**Assigned task:** In which lines of the data does the string "Output" appear? Copy every one.

^^^^^^^^

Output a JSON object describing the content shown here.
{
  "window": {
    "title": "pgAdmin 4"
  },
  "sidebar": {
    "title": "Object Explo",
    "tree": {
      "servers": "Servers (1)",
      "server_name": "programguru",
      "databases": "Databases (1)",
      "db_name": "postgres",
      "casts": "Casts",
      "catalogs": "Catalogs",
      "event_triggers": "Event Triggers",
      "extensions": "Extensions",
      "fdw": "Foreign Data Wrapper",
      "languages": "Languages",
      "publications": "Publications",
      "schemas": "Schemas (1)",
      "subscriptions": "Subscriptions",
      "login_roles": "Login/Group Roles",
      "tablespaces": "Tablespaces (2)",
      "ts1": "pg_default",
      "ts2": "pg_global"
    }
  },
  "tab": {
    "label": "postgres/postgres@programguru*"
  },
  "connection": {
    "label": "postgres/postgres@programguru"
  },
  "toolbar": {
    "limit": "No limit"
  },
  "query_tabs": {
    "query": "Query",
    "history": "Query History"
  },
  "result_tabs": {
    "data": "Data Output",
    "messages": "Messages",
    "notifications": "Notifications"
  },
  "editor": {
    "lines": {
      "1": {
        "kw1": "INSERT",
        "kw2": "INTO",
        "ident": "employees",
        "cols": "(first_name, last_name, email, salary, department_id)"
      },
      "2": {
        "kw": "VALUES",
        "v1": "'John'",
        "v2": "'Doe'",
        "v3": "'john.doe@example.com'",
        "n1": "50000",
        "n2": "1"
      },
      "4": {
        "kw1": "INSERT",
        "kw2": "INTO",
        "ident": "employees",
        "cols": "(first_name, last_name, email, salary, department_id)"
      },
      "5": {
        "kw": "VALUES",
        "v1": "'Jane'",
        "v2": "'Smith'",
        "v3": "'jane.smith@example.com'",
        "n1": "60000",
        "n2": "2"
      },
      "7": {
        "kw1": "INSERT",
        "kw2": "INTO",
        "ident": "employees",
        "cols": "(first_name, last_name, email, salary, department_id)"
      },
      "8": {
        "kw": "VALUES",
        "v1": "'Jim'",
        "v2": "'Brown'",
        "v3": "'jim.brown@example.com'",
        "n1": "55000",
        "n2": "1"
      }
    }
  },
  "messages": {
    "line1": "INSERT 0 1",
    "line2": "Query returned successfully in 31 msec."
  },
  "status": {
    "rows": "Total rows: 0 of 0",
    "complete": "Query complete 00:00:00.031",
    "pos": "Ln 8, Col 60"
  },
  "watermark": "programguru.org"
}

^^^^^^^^

**Result for this task:**
Output a JSON object describing the content shown here.
    "data": "Data Output",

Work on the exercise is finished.